The news that Musk is offering to carry on with the $44 billion buyout was first reported by Bloomberg. Now, a filing with the Securities and Exchange Commission shows Musk made the proposal in a letter to the tech giant on Monday.

The New York Stock Exchange temporarily halted trading in Twitter stock twice Tuesday, first because of a big price move and the second time for a news event, presumably the announcement of Musk's renewed offer.

While the per share offer price on this latest proposal remains the same as the original offer, it’s unclear if Musk has made other term changes or if Twitter would reject it. According to other reports, a deal could be reached this week.

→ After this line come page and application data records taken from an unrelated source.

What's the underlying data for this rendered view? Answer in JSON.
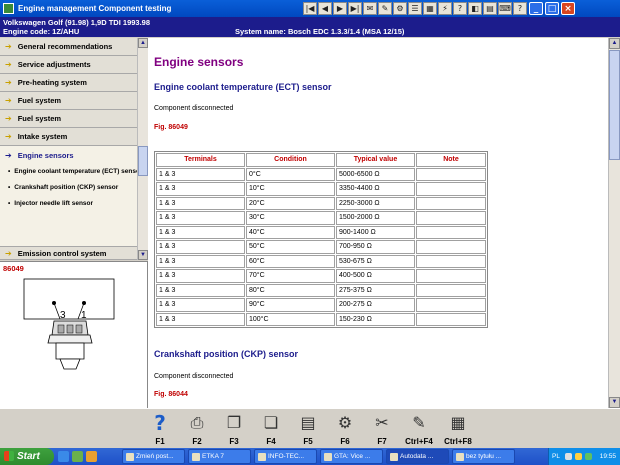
{
  "window": {
    "title": "Engine management Component testing"
  },
  "vehicle": {
    "line1": "Volkswagen    Golf (91.98) 1,9D TDI 1993.98",
    "line2": "Engine code: 1Z/AHU",
    "system": "System name: Bosch EDC 1.3.3/1.4 (MSA 12/15)"
  },
  "toolbar": {
    "buttons": [
      "|◀",
      "◀",
      "▶",
      "▶|",
      "✉",
      "✎",
      "⚙",
      "☰",
      "▦",
      "⚡",
      "?",
      "◧",
      "▤",
      "⌨",
      "?"
    ],
    "controls": [
      "_",
      "□",
      "×"
    ]
  },
  "sidebar": {
    "items": [
      "General recommendations",
      "Service adjustments",
      "Pre-heating system",
      "Fuel system",
      "Fuel system",
      "Intake system"
    ],
    "active": "Engine sensors",
    "subitems": [
      "Engine coolant temperature (ECT) sensor",
      "Crankshaft position (CKP) sensor",
      "Injector needle lift sensor"
    ],
    "partial": "Emission control system"
  },
  "thumbnail": {
    "fig": "86049",
    "pins": [
      "3",
      "1"
    ]
  },
  "main": {
    "heading": "Engine sensors",
    "section1": {
      "title": "Engine coolant temperature (ECT) sensor",
      "status": "Component disconnected",
      "fig": "Fig. 86049"
    },
    "table": {
      "headers": [
        "Terminals",
        "Condition",
        "Typical value",
        "Note"
      ],
      "rows": [
        [
          "1 & 3",
          "0°C",
          "5000-6500 Ω",
          ""
        ],
        [
          "1 & 3",
          "10°C",
          "3350-4400 Ω",
          ""
        ],
        [
          "1 & 3",
          "20°C",
          "2250-3000 Ω",
          ""
        ],
        [
          "1 & 3",
          "30°C",
          "1500-2000 Ω",
          ""
        ],
        [
          "1 & 3",
          "40°C",
          "900-1400 Ω",
          ""
        ],
        [
          "1 & 3",
          "50°C",
          "700-950 Ω",
          ""
        ],
        [
          "1 & 3",
          "60°C",
          "530-675 Ω",
          ""
        ],
        [
          "1 & 3",
          "70°C",
          "400-500 Ω",
          ""
        ],
        [
          "1 & 3",
          "80°C",
          "275-375 Ω",
          ""
        ],
        [
          "1 & 3",
          "90°C",
          "200-275 Ω",
          ""
        ],
        [
          "1 & 3",
          "100°C",
          "150-230 Ω",
          ""
        ]
      ]
    },
    "section2": {
      "title": "Crankshaft position (CKP) sensor",
      "status": "Component disconnected",
      "fig": "Fig. 86044"
    }
  },
  "fkeys": [
    {
      "label": "F1",
      "icon": "help-icon",
      "glyph": "?"
    },
    {
      "label": "F2",
      "icon": "print-icon",
      "glyph": "⎙"
    },
    {
      "label": "F3",
      "icon": "copy-icon",
      "glyph": "❐"
    },
    {
      "label": "F4",
      "icon": "paste-icon",
      "glyph": "❏"
    },
    {
      "label": "F5",
      "icon": "document-icon",
      "glyph": "▤"
    },
    {
      "label": "F6",
      "icon": "tool-icon",
      "glyph": "⚙"
    },
    {
      "label": "F7",
      "icon": "tools-icon",
      "glyph": "✂"
    },
    {
      "label": "Ctrl+F4",
      "icon": "note-icon",
      "glyph": "✎"
    },
    {
      "label": "Ctrl+F8",
      "icon": "table-icon",
      "glyph": "▦"
    }
  ],
  "taskbar": {
    "start": "Start",
    "tasks": [
      "Zmień post...",
      "ETKA 7",
      "INFO-TEC...",
      "GTA: Vice ...",
      "Autodata ...",
      "bez tytułu ..."
    ],
    "lang": "PL",
    "clock": "19:55"
  },
  "colors": {
    "accent": "#1c1c8c",
    "heading": "#800080",
    "figref": "#c00000"
  }
}
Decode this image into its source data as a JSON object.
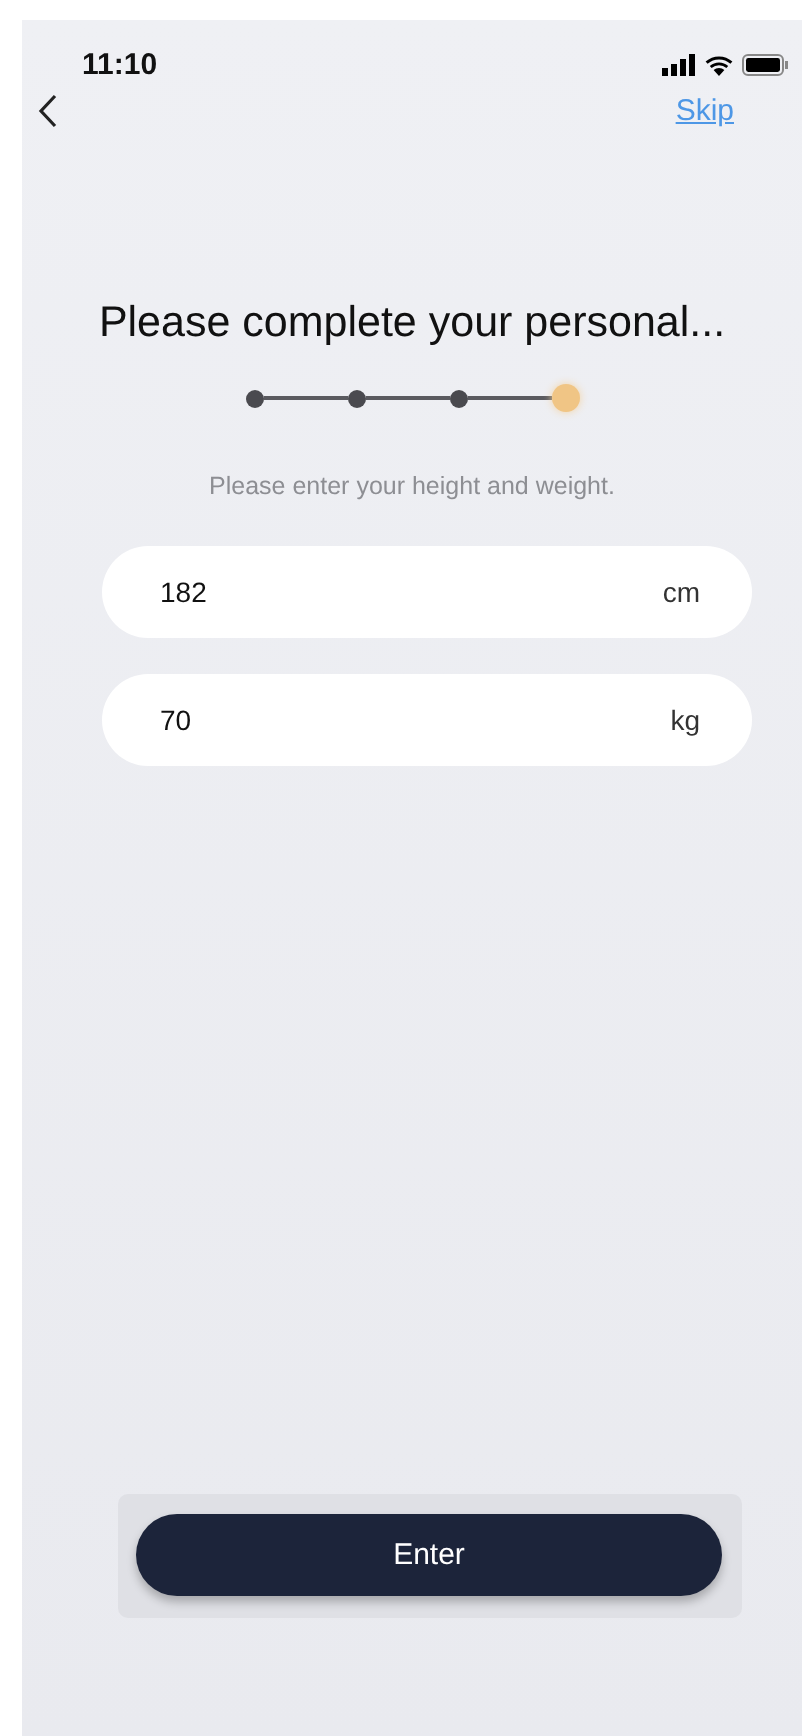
{
  "status_bar": {
    "time": "11:10"
  },
  "nav": {
    "skip": "Skip"
  },
  "title": "Please complete your personal...",
  "steps": [
    {
      "selected": false
    },
    {
      "selected": false
    },
    {
      "selected": false
    },
    {
      "selected": true
    }
  ],
  "hint": "Please enter your height and weight.",
  "fields": [
    {
      "value": "182",
      "unit": "cm"
    },
    {
      "value": "70",
      "unit": "kg"
    }
  ],
  "button": "Enter"
}
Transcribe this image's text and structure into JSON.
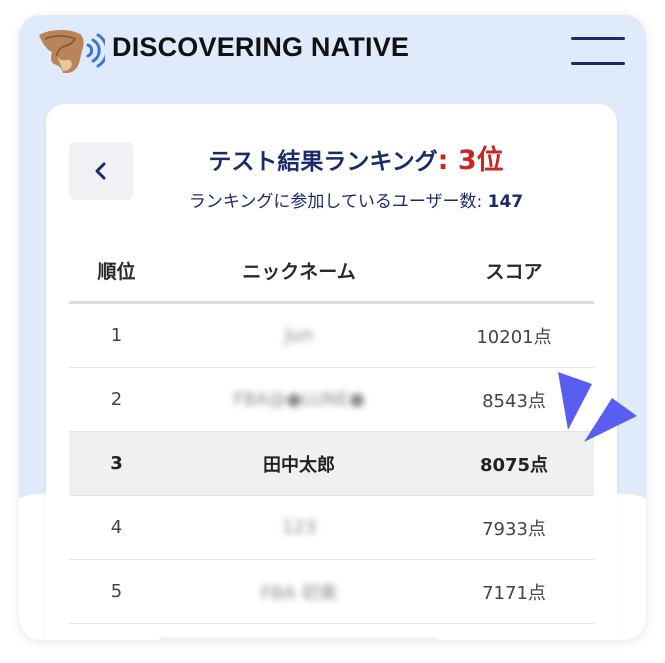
{
  "header": {
    "brand": "DISCOVERING NATIVE",
    "logo_icon": "speaking-head-icon",
    "menu_icon": "hamburger-menu-icon"
  },
  "ranking": {
    "back_icon": "chevron-left-icon",
    "title": "テスト結果ランキング",
    "rank_text": ": 3位",
    "participants_label": "ランキングに参加しているユーザー数: ",
    "participants_count": "147"
  },
  "table": {
    "headers": {
      "rank": "順位",
      "nickname": "ニックネーム",
      "score": "スコア"
    },
    "rows": [
      {
        "rank": "1",
        "nickname": "Jun",
        "score": "10201点"
      },
      {
        "rank": "2",
        "nickname": "FBA@●LUNE●",
        "score": "8543点"
      },
      {
        "rank": "3",
        "nickname": "田中太郎",
        "score": "8075点"
      },
      {
        "rank": "4",
        "nickname": "123",
        "score": "7933点"
      },
      {
        "rank": "5",
        "nickname": "FBA 初奥",
        "score": "7171点"
      }
    ]
  },
  "colors": {
    "navy": "#1b2a6b",
    "rank_red": "#c62828",
    "accent_blue": "#5a5ef0",
    "page_blue": "#dfeafb"
  }
}
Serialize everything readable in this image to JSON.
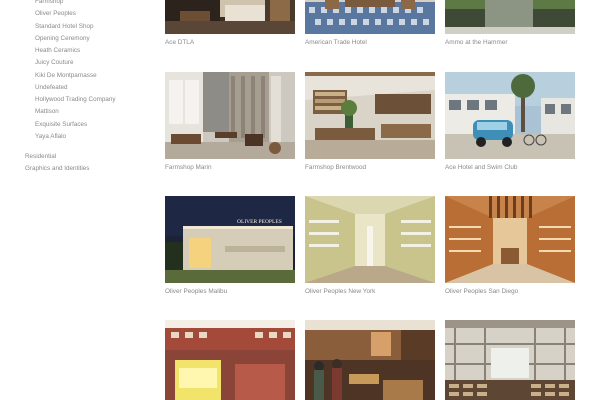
{
  "sidebar": {
    "sub_items": [
      "Farmshop",
      "Oliver Peoples",
      "Standard Hotel Shop",
      "Opening Ceremony",
      "Heath Ceramics",
      "Juicy Couture",
      "Kiki De Montparnasse",
      "Undefeated",
      "Hollywood Trading Company",
      "Mattison",
      "Exquisite Surfaces",
      "Yaya Aflalo"
    ],
    "top_items": [
      "Residential",
      "Graphics and Identities"
    ]
  },
  "projects": [
    {
      "caption": "Ace DTLA"
    },
    {
      "caption": "American Trade Hotel"
    },
    {
      "caption": "Ammo at the Hammer"
    },
    {
      "caption": "Farmshop Marin"
    },
    {
      "caption": "Farmshop Brentwood"
    },
    {
      "caption": "Ace Hotel and Swim Club"
    },
    {
      "caption": "Oliver Peoples Malibu"
    },
    {
      "caption": "Oliver Peoples New York"
    },
    {
      "caption": "Oliver Peoples San Diego"
    },
    {
      "caption": ""
    },
    {
      "caption": ""
    },
    {
      "caption": ""
    }
  ],
  "photo_signs": {
    "malibu_sign": "OLIVER PEOPLES"
  },
  "colors": {
    "text_gray": "#8a8a8a",
    "background": "#ffffff"
  }
}
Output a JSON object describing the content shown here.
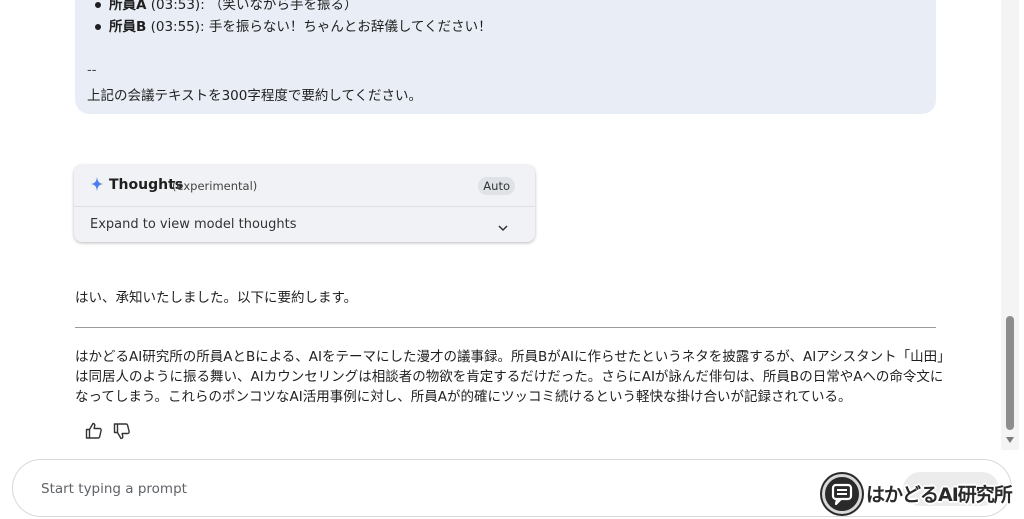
{
  "user_message": {
    "transcript_tail": [
      {
        "speaker": "所員A",
        "time": "(03:53):",
        "text": "（笑いながら手を振る）"
      },
      {
        "speaker": "所員B",
        "time": "(03:55):",
        "text": "手を振らない！ちゃんとお辞儀してください！"
      }
    ],
    "separator": "--",
    "instruction": "上記の会議テキストを300字程度で要約してください。"
  },
  "thoughts": {
    "icon": "sparkle-icon",
    "title": "Thoughts",
    "subtitle": "(experimental)",
    "mode_chip": "Auto",
    "expand_label": "Expand to view model thoughts"
  },
  "response": {
    "intro": "はい、承知いたしました。以下に要約します。",
    "summary": "はかどるAI研究所の所員AとBによる、AIをテーマにした漫才の議事録。所員BがAIに作らせたというネタを披露するが、AIアシスタント「山田」は同居人のように振る舞い、AIカウンセリングは相談者の物欲を肯定するだけだった。さらにAIが詠んだ俳句は、所員Bの日常やAへの命令文になってしまう。これらのポンコツなAI活用事例に対し、所員Aが的確にツッコミ続けるという軽快な掛け合いが記録されている。"
  },
  "prompt": {
    "placeholder": "Start typing a prompt"
  },
  "watermark": {
    "text": "はかどるAI研究所"
  },
  "colors": {
    "user_bubble": "#e9eef6",
    "sparkle": "#4c7cf0",
    "thoughts_card": "#f0f2f5"
  }
}
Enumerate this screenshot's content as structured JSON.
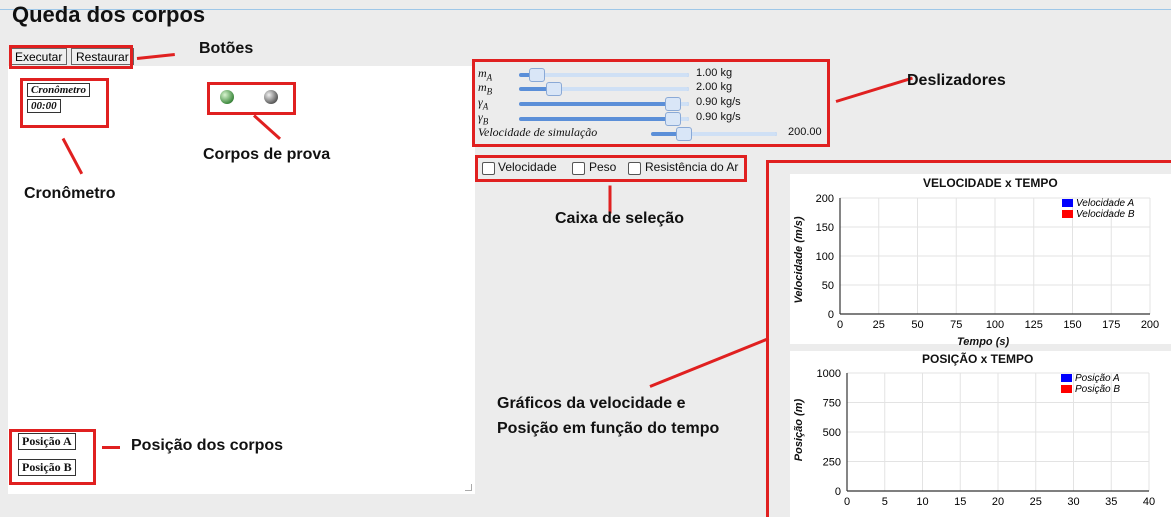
{
  "app": {
    "title": "Queda dos corpos"
  },
  "toolbar": {
    "run_label": "Executar",
    "reset_label": "Restaurar"
  },
  "stopwatch": {
    "title": "Cronômetro",
    "time": "00:00"
  },
  "positions": {
    "a_label": "Posição A",
    "b_label": "Posição B"
  },
  "sliders": [
    {
      "label": "m_A",
      "value": "1.00 kg",
      "fraction": 0.1
    },
    {
      "label": "m_B",
      "value": "2.00 kg",
      "fraction": 0.2
    },
    {
      "label": "γ_A",
      "value": "0.90 kg/s",
      "fraction": 0.9
    },
    {
      "label": "γ_B",
      "value": "0.90 kg/s",
      "fraction": 0.9
    },
    {
      "label": "Velocidade de simulação",
      "value": "200.00",
      "fraction": 0.25
    }
  ],
  "checkboxes": [
    {
      "label": "Velocidade",
      "checked": false
    },
    {
      "label": "Peso",
      "checked": false
    },
    {
      "label": "Resistência do Ar",
      "checked": false
    }
  ],
  "callouts": {
    "buttons": "Botões",
    "sliders": "Deslizadores",
    "bodies": "Corpos de prova",
    "stopwatch": "Cronômetro",
    "checkboxes": "Caixa de seleção",
    "charts_line1": "Gráficos da velocidade e",
    "charts_line2": "Posição em função do tempo",
    "positions": "Posição dos corpos"
  },
  "colors": {
    "series_a": "#0000ff",
    "series_b": "#ff0000",
    "annotation": "#e02020"
  },
  "chart_data": [
    {
      "type": "line",
      "title": "VELOCIDADE x TEMPO",
      "xlabel": "Tempo (s)",
      "ylabel": "Velocidade (m/s)",
      "xlim": [
        0,
        200
      ],
      "ylim": [
        0,
        200
      ],
      "x_ticks": [
        "0",
        "25",
        "50",
        "75",
        "100",
        "125",
        "150",
        "175",
        "200"
      ],
      "y_ticks": [
        "0",
        "50",
        "100",
        "150",
        "200"
      ],
      "series": [
        {
          "name": "Velocidade A",
          "color": "#0000ff",
          "values": []
        },
        {
          "name": "Velocidade B",
          "color": "#ff0000",
          "values": []
        }
      ],
      "grid": true,
      "legend": "top-right"
    },
    {
      "type": "line",
      "title": "POSIÇÃO x TEMPO",
      "ylabel": "Posição (m)",
      "xlim": [
        0,
        40
      ],
      "ylim": [
        0,
        1000
      ],
      "x_ticks": [
        "0",
        "5",
        "10",
        "15",
        "20",
        "25",
        "30",
        "35",
        "40"
      ],
      "y_ticks": [
        "0",
        "250",
        "500",
        "750",
        "1000"
      ],
      "series": [
        {
          "name": "Posição A",
          "color": "#0000ff",
          "values": []
        },
        {
          "name": "Posição B",
          "color": "#ff0000",
          "values": []
        }
      ],
      "grid": true,
      "legend": "top-right"
    }
  ]
}
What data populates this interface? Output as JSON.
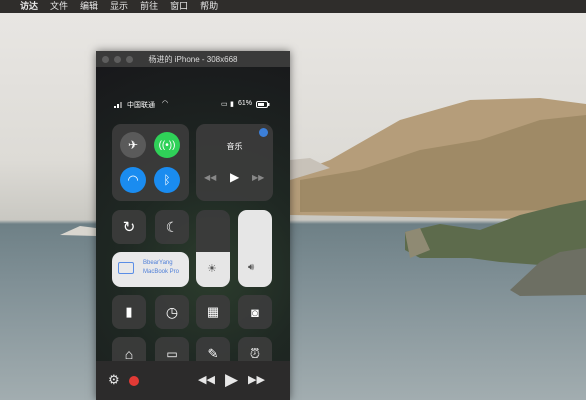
{
  "menubar": {
    "apple": "",
    "items": [
      "访达",
      "文件",
      "编辑",
      "显示",
      "前往",
      "窗口",
      "帮助"
    ]
  },
  "window": {
    "title": "杨进的 iPhone - 308x668"
  },
  "phone": {
    "carrier": "中国联通",
    "battery": "61%",
    "music": {
      "title": "音乐"
    },
    "airplay": {
      "line1": "BbearYang",
      "line2": "MacBook Pro"
    }
  },
  "colors": {
    "cellular_green": "#2fd158",
    "wifi_blue": "#1a8cf0",
    "record_red": "#e23a35",
    "menubar_bg": "#2f2d2b"
  },
  "icons": {
    "airplane": "airplane-icon",
    "cellular": "cellular-data-icon",
    "wifi": "wifi-icon",
    "bluetooth": "bluetooth-icon"
  }
}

The stock closed at $52.00/share Tuesday, indicating market uncertainty around the $54.20 offer.

After Musk informed Twitter of plans to terminate the original agreement in July, Twitter sued. A trial has been expected in Delaware Chancery Court on Oct. 17.

With the proposition of a buyout on the table again, it revives the question of whether Musk might move Twitter from San Francisco to Central Texas.

He’s done so with some of his other companies. Tesla’s headquarters in southeast Travis County had its grand opening earlier this year and tunneling business The Boring Company moved to Pflugerville. At least two other Musk companies, SpaceX and Neuralink, have a Central Texas presence without being headquartered here.

Technology journalist Nilay Patel this afternoon voiced concerns that owning Twitter and Tesla together could be problematic for Musk, as his Tesla manufacturing facilities in Germany and China are both in countries that have disputes with Twitter over content moderation and censorship.

Telsa shares fell after the Twitter news became public, before rallying to close up, at $249.44.